Skip to main content

British Columbia’s Premier and Opposition Leader sparred in a feisty broadcast debate Thursday about whether or not British Columbia should proceed to proportional representation in electing members of the legislature, a clash that came as voters are casting ballots in a referendum on the issue.

Through much of the 30-minute debate, NDP Premier John Horgan and BC Liberal Leader Andrew Wilkinson were talking loudly over each other, with the Premier asking voters to endorse change and Mr. Wilkinson raising concerns about the fine details of the proposals.

The Premier suggested that if voters tuned in to see the pair of them yelling at each other, they would change the channel to watch the game show, Wheel of Fortune.

Story continues below advertisement

“Let’s get modern. Let’s get hip,” Mr. Horgan said at one point during the brisk debate, declaring that the shift would increase engagement in politics because each vote cast would count.

To Mr. Wilkinson, he said, “I don’t understand why you’re frightened about trying something new.”

But the provincial Liberal Leader said voters are confused by their choices in the mail-in ballots they have been sent, and that the NDP has not been clear about how the proposed choices would transpose into the actual province.

“We’re not asking to experiment with our democracy,” said Mr. Wilkinson, noting that the government chose three systems for voters to consider, two of which have yet to be used anywhere.

Although he denounced Mr. Horgan for pitching a “utopia” resulting from proportional representation, Mr. Wilkinson said he was not averse to trying something new as long as it was developed and managed by a citizens assembly, a process used in a previous vote on similarly changing the B.C. political system.

Green Leader Andrew Weaver, who supports proportional representation, did not participate in the 30-minute debate, broadcast on TV and radio.

If voters decide on proportional representation during the ongoing referendum, one of three systems they choose would be enacted for provincial elections held on or after July 1, 2021.

Story continues below advertisement

Taking the electoral-reform issue to voters for the third time since 2005 was part of an agreement after the 2017 election that saw the BC Greens support the NDP, enabling the New Democrats to govern B.C.

In the 2017 election, the Liberals and NDP each won about 40 per cent of the popular vote while the Greens, with almost 17 per cent of the vote, ended up with only three of 87 legislature seats.

Thursday’s debate comes ahead of the Nov. 30 deadline for voters to mail in their ballots. A majority of 50 per cent plus one is needed to change the system.

Voters are being asked, Yes or No, whether they support electoral reform, and then offered the choice of three systems – Mixed Member Proportional, Dual-Member Proportional and Rural-Urban Proportional.
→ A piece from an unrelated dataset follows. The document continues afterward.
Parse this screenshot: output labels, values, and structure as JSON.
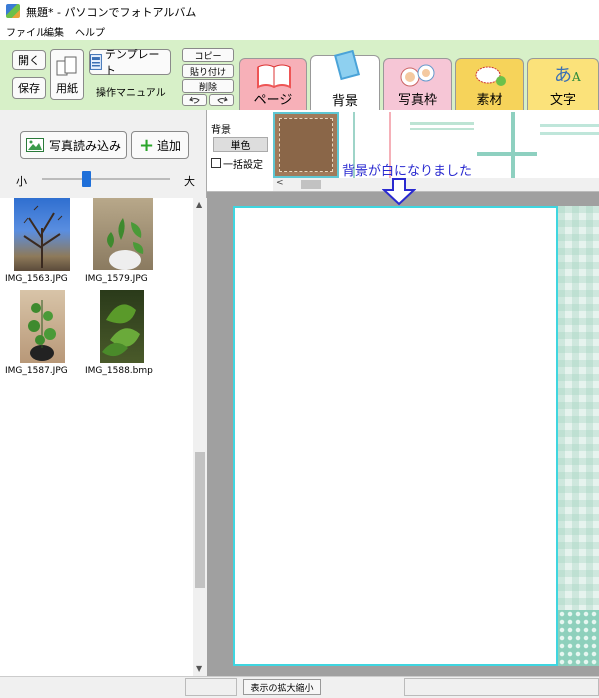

Mr. Horgan has said he supports proportional representation because political parties that receive 40 per cent of the votes should not get 100 per cent of political power.

The Premier has said he voted for Mixed Member Proportional in which at least 60 per cent of provincial officials would be elected by first past the post with the rest chosen from party lists and allocated depending on their party’s share of the popular vote.

Story continues below advertisement

MMP has been used in Germany and New Zealand. The other systems, Dual-Member Proportional and Rural-Urban Proportional, have not been used anywhere.

Report an error Editorial code of conduct
Comments

Welcome to The Globe and Mail’s comment community. This is a space where subscribers can engage with each other and Globe staff. Non-subscribers can read and sort comments but will not be able to engage with them in any way. Click here to subscribe.

If you would like to write a letter to the editor, please forward it to letters@globeandmail.com. Readers can also interact with The Globe on Facebook and Twitter .

Welcome to The Globe and Mail’s comment community. This is a space where subscribers can engage with each other and Globe staff. Non-subscribers can read and sort comments but will not be able to engage with them in any way. Click here to subscribe.

If you would like to write a letter to the editor, please forward it to letters@globeandmail.com. Readers can also interact with The Globe on Facebook and Twitter .

Welcome to The Globe and Mail’s comment community. This is a space where subscribers can engage with each other and Globe staff.

We aim to create a safe and valuable space for discussion and debate. That means:

  • All comments will be reviewed by one or more moderators before being posted to the site. This should only take a few moments.
  • Treat others as you wish to be treated
  • Criticize ideas, not people
  • Stay on topic
  • Avoid the use of toxic and offensive language
  • Flag bad behaviour

Comments that violate our community guidelines will be removed. Commenters who repeatedly violate community guidelines may be suspended, causing them to temporarily lose their ability to engage with comments.

Read our community guidelines here

Discussion loading ...

Due to technical reasons, we have temporarily removed commenting from our articles. We hope to have this fixed soon. Thank you for your patience. If you are looking to give feedback on our new site, please send it along to feedback@globeandmail.com. If you want to write a letter to the editor, please forward to letters@globeandmail.com.
Cannabis pro newsletter